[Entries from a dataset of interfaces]
--
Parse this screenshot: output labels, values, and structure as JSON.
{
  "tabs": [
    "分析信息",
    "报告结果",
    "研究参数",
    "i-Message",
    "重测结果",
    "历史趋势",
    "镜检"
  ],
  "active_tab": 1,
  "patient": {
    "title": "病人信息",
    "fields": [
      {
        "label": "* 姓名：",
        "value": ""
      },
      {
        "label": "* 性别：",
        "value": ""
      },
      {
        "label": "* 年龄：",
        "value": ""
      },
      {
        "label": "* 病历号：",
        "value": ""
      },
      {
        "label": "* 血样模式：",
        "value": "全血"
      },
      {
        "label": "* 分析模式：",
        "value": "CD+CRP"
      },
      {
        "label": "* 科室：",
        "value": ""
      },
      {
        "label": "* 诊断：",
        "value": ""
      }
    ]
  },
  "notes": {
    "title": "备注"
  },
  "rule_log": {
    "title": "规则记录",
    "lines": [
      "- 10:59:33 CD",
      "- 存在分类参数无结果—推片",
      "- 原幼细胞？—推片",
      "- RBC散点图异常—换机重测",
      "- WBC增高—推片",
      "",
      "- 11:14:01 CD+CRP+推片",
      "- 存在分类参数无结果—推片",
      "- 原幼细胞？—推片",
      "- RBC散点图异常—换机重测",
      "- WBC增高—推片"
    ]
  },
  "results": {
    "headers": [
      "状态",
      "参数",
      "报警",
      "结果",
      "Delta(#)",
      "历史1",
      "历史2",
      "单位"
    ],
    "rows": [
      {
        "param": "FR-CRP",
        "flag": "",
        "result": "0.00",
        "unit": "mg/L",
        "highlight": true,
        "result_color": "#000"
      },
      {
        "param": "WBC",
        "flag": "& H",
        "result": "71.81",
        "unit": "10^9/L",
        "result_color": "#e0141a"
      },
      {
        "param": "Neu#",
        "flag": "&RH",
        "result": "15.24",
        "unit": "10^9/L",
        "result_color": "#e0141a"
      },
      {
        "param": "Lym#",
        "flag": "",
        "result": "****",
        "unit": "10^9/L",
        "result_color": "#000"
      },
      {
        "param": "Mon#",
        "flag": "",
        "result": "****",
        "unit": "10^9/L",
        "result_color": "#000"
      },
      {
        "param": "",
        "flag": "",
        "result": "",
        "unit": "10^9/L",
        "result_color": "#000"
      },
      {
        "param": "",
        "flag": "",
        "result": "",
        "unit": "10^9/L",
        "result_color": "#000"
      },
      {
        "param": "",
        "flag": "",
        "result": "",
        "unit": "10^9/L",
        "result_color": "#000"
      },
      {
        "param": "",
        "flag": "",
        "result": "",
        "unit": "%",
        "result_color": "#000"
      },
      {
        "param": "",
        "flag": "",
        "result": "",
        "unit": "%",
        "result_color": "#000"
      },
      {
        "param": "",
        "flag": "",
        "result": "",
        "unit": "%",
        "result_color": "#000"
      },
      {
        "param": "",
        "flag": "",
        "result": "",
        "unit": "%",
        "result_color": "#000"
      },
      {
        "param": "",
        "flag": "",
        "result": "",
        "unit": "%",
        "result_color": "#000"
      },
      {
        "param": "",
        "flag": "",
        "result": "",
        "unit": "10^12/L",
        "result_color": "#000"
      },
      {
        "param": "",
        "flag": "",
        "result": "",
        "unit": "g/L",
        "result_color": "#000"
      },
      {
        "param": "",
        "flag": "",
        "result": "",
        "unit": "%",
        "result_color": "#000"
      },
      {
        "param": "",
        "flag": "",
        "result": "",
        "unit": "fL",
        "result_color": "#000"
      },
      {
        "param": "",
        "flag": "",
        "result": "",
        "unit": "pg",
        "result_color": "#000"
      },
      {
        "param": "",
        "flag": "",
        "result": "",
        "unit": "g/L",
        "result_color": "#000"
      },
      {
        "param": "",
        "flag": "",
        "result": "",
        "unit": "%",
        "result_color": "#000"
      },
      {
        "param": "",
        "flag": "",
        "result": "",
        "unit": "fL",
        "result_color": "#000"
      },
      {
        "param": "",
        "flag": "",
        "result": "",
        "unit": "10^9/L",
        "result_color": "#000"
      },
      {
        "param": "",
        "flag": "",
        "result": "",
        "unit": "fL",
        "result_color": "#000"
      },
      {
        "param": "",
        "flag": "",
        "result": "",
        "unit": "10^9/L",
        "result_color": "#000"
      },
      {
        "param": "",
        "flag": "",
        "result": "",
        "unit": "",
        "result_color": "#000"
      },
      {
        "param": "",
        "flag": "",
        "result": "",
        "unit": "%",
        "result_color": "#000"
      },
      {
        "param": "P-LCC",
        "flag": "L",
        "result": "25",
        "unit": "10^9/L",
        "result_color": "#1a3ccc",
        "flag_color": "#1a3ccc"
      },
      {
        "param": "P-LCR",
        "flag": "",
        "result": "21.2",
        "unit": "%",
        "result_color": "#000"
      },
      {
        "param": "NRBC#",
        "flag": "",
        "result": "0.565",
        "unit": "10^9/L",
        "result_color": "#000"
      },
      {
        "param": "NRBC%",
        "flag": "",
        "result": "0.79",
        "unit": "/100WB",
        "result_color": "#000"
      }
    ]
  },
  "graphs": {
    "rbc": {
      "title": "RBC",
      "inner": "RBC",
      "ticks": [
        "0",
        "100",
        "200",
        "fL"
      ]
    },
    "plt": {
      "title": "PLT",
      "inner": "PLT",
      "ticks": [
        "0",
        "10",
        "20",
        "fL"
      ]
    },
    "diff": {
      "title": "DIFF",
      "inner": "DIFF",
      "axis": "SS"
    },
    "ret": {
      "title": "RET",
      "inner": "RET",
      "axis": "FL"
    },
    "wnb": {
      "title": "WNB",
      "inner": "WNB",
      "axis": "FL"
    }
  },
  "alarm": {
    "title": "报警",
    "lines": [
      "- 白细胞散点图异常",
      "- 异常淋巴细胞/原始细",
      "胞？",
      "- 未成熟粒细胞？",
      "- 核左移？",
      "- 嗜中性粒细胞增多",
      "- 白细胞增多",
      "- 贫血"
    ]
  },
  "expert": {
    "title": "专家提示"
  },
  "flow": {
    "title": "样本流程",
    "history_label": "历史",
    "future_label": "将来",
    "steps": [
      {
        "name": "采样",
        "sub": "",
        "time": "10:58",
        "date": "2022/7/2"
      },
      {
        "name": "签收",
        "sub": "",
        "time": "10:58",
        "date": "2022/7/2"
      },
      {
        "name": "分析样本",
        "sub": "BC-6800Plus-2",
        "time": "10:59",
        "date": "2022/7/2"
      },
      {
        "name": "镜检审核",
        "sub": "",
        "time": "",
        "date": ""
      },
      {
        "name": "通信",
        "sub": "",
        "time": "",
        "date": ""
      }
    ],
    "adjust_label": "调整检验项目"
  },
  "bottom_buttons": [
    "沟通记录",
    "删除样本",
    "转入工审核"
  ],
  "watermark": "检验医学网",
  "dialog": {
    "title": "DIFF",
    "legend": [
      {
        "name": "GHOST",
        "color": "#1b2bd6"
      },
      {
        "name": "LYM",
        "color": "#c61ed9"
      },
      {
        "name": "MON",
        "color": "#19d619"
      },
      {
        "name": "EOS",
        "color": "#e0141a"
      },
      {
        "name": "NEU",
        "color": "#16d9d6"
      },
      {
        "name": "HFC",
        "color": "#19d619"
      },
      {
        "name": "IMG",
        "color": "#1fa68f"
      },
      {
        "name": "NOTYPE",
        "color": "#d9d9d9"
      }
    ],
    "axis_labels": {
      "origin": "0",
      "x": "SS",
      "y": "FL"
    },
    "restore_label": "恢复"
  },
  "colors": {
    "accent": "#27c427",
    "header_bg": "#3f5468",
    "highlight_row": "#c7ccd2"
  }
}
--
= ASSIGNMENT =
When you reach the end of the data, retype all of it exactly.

= EXPECTED OUTPUT =
Parse this screenshot: output labels, values, and structure as JSON.
{
  "tabs": [
    "分析信息",
    "报告结果",
    "研究参数",
    "i-Message",
    "重测结果",
    "历史趋势",
    "镜检"
  ],
  "active_tab": 1,
  "patient": {
    "title": "病人信息",
    "fields": [
      {
        "label": "* 姓名：",
        "value": ""
      },
      {
        "label": "* 性别：",
        "value": ""
      },
      {
        "label": "* 年龄：",
        "value": ""
      },
      {
        "label": "* 病历号：",
        "value": ""
      },
      {
        "label": "* 血样模式：",
        "value": "全血"
      },
      {
        "label": "* 分析模式：",
        "value": "CD+CRP"
      },
      {
        "label": "* 科室：",
        "value": ""
      },
      {
        "label": "* 诊断：",
        "value": ""
      }
    ]
  },
  "notes": {
    "title": "备注"
  },
  "rule_log": {
    "title": "规则记录",
    "lines": [
      "- 10:59:33 CD",
      "- 存在分类参数无结果—推片",
      "- 原幼细胞？—推片",
      "- RBC散点图异常—换机重测",
      "- WBC增高—推片",
      "",
      "- 11:14:01 CD+CRP+推片",
      "- 存在分类参数无结果—推片",
      "- 原幼细胞？—推片",
      "- RBC散点图异常—换机重测",
      "- WBC增高—推片"
    ]
  },
  "results": {
    "headers": [
      "状态",
      "参数",
      "报警",
      "结果",
      "Delta(#)",
      "历史1",
      "历史2",
      "单位"
    ],
    "rows": [
      {
        "param": "FR-CRP",
        "flag": "",
        "result": "0.00",
        "unit": "mg/L",
        "highlight": true,
        "result_color": "#000"
      },
      {
        "param": "WBC",
        "flag": "& H",
        "result": "71.81",
        "unit": "10^9/L",
        "result_color": "#e0141a"
      },
      {
        "param": "Neu#",
        "flag": "&RH",
        "result": "15.24",
        "unit": "10^9/L",
        "result_color": "#e0141a"
      },
      {
        "param": "Lym#",
        "flag": "",
        "result": "****",
        "unit": "10^9/L",
        "result_color": "#000"
      },
      {
        "param": "Mon#",
        "flag": "",
        "result": "****",
        "unit": "10^9/L",
        "result_color": "#000"
      },
      {
        "param": "",
        "flag": "",
        "result": "",
        "unit": "10^9/L",
        "result_color": "#000"
      },
      {
        "param": "",
        "flag": "",
        "result": "",
        "unit": "10^9/L",
        "result_color": "#000"
      },
      {
        "param": "",
        "flag": "",
        "result": "",
        "unit": "10^9/L",
        "result_color": "#000"
      },
      {
        "param": "",
        "flag": "",
        "result": "",
        "unit": "%",
        "result_color": "#000"
      },
      {
        "param": "",
        "flag": "",
        "result": "",
        "unit": "%",
        "result_color": "#000"
      },
      {
        "param": "",
        "flag": "",
        "result": "",
        "unit": "%",
        "result_color": "#000"
      },
      {
        "param": "",
        "flag": "",
        "result": "",
        "unit": "%",
        "result_color": "#000"
      },
      {
        "param": "",
        "flag": "",
        "result": "",
        "unit": "%",
        "result_color": "#000"
      },
      {
        "param": "",
        "flag": "",
        "result": "",
        "unit": "10^12/L",
        "result_color": "#000"
      },
      {
        "param": "",
        "flag": "",
        "result": "",
        "unit": "g/L",
        "result_color": "#000"
      },
      {
        "param": "",
        "flag": "",
        "result": "",
        "unit": "%",
        "result_color": "#000"
      },
      {
        "param": "",
        "flag": "",
        "result": "",
        "unit": "fL",
        "result_color": "#000"
      },
      {
        "param": "",
        "flag": "",
        "result": "",
        "unit": "pg",
        "result_color": "#000"
      },
      {
        "param": "",
        "flag": "",
        "result": "",
        "unit": "g/L",
        "result_color": "#000"
      },
      {
        "param": "",
        "flag": "",
        "result": "",
        "unit": "%",
        "result_color": "#000"
      },
      {
        "param": "",
        "flag": "",
        "result": "",
        "unit": "fL",
        "result_color": "#000"
      },
      {
        "param": "",
        "flag": "",
        "result": "",
        "unit": "10^9/L",
        "result_color": "#000"
      },
      {
        "param": "",
        "flag": "",
        "result": "",
        "unit": "fL",
        "result_color": "#000"
      },
      {
        "param": "",
        "flag": "",
        "result": "",
        "unit": "10^9/L",
        "result_color": "#000"
      },
      {
        "param": "",
        "flag": "",
        "result": "",
        "unit": "",
        "result_color": "#000"
      },
      {
        "param": "",
        "flag": "",
        "result": "",
        "unit": "%",
        "result_color": "#000"
      },
      {
        "param": "P-LCC",
        "flag": "L",
        "result": "25",
        "unit": "10^9/L",
        "result_color": "#1a3ccc",
        "flag_color": "#1a3ccc"
      },
      {
        "param": "P-LCR",
        "flag": "",
        "result": "21.2",
        "unit": "%",
        "result_color": "#000"
      },
      {
        "param": "NRBC#",
        "flag": "",
        "result": "0.565",
        "unit": "10^9/L",
        "result_color": "#000"
      },
      {
        "param": "NRBC%",
        "flag": "",
        "result": "0.79",
        "unit": "/100WB",
        "result_color": "#000"
      }
    ]
  },
  "graphs": {
    "rbc": {
      "title": "RBC",
      "inner": "RBC",
      "ticks": [
        "0",
        "100",
        "200",
        "fL"
      ]
    },
    "plt": {
      "title": "PLT",
      "inner": "PLT",
      "ticks": [
        "0",
        "10",
        "20",
        "fL"
      ]
    },
    "diff": {
      "title": "DIFF",
      "inner": "DIFF",
      "axis": "SS"
    },
    "ret": {
      "title": "RET",
      "inner": "RET",
      "axis": "FL"
    },
    "wnb": {
      "title": "WNB",
      "inner": "WNB",
      "axis": "FL"
    }
  },
  "alarm": {
    "title": "报警",
    "lines": [
      "- 白细胞散点图异常",
      "- 异常淋巴细胞/原始细",
      "胞？",
      "- 未成熟粒细胞？",
      "- 核左移？",
      "- 嗜中性粒细胞增多",
      "- 白细胞增多",
      "- 贫血"
    ]
  },
  "expert": {
    "title": "专家提示"
  },
  "flow": {
    "title": "样本流程",
    "history_label": "历史",
    "future_label": "将来",
    "steps": [
      {
        "name": "采样",
        "sub": "",
        "time": "10:58",
        "date": "2022/7/2"
      },
      {
        "name": "签收",
        "sub": "",
        "time": "10:58",
        "date": "2022/7/2"
      },
      {
        "name": "分析样本",
        "sub": "BC-6800Plus-2",
        "time": "10:59",
        "date": "2022/7/2"
      },
      {
        "name": "镜检审核",
        "sub": "",
        "time": "",
        "date": ""
      },
      {
        "name": "通信",
        "sub": "",
        "time": "",
        "date": ""
      }
    ],
    "adjust_label": "调整检验项目"
  },
  "bottom_buttons": [
    "沟通记录",
    "删除样本",
    "转入工审核"
  ],
  "watermark": "检验医学网",
  "dialog": {
    "title": "DIFF",
    "legend": [
      {
        "name": "GHOST",
        "color": "#1b2bd6"
      },
      {
        "name": "LYM",
        "color": "#c61ed9"
      },
      {
        "name": "MON",
        "color": "#19d619"
      },
      {
        "name": "EOS",
        "color": "#e0141a"
      },
      {
        "name": "NEU",
        "color": "#16d9d6"
      },
      {
        "name": "HFC",
        "color": "#19d619"
      },
      {
        "name": "IMG",
        "color": "#1fa68f"
      },
      {
        "name": "NOTYPE",
        "color": "#d9d9d9"
      }
    ],
    "axis_labels": {
      "origin": "0",
      "x": "SS",
      "y": "FL"
    },
    "restore_label": "恢复"
  },
  "colors": {
    "accent": "#27c427",
    "header_bg": "#3f5468",
    "highlight_row": "#c7ccd2"
  }
}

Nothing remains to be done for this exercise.